Once upon a time in the Midwest, a petite dancer named Ruth Page swore never to "do" another waltz. This past weekend despite Maryland Ballet's premiere of her "Midnight Waltzes" at Goucher College in Towson, no one could accuse Page of breaking the vow. Her ballet uses the same Prokofiev waltz nusic as swirling Jerome Robbins' piece and the dancers do keep the beat, but the choreography with its little puns has no lilt or sweep.
Jack Carter's simulation of czarist grandeur in the fiancees' dance from "Swan Lake" was more tricky than anything devised by Petipa. The Marylanders, especially stron Linda Kintz and pliant Maureen Basta, coped withsix distinct ballerina roles but shot Trocadero travesty glances at the audience. More camp followed as Sylvester Campbell did intricate balletic steps while coiling wide Chinese ribbons. Kintz and Mark Mejia slithered, preened and stalked in an Apache dance with disco lighting and insect imagery that had some of the grotesque steps, but none of the scope of Jerome Robbins' "Cage."

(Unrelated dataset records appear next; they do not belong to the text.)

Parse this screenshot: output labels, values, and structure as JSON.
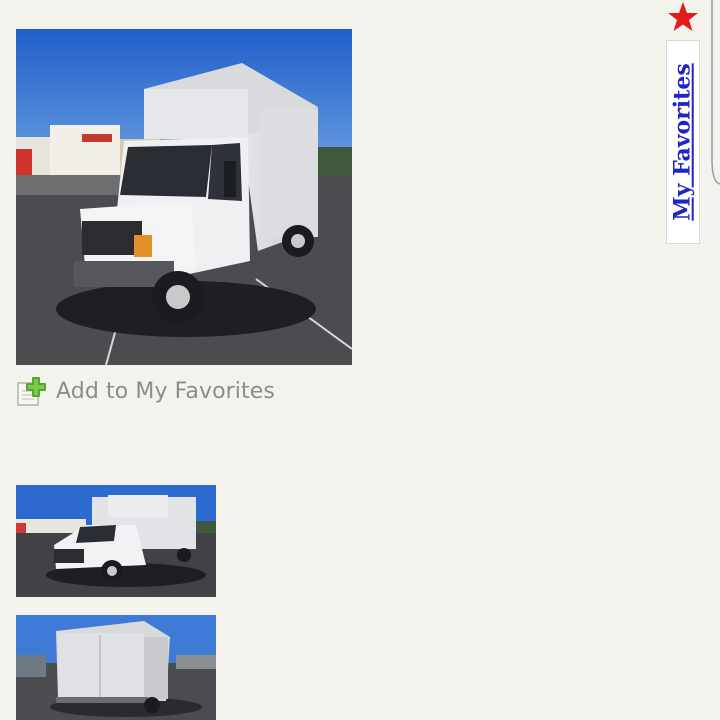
{
  "gallery": {
    "main_image_icon": "box-truck-photo",
    "thumbnails": [
      "box-truck-front-photo",
      "box-truck-rear-photo"
    ]
  },
  "favorites_action": {
    "label": "Add to My Favorites",
    "icon": "add-favorite-icon"
  },
  "side_tab": {
    "label": "My Favorites",
    "icon": "star-icon",
    "color": "#1f24c9",
    "star_color": "#e31b1b"
  }
}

The most substantial work was Alvin Ailey's "Feast of Ashes," strong in movement but with a weakened version of Lorca's Bernarda Alba play as plot. Florin Scarlat's dignity and plasticity rescued the altered role of the bethrothed lover.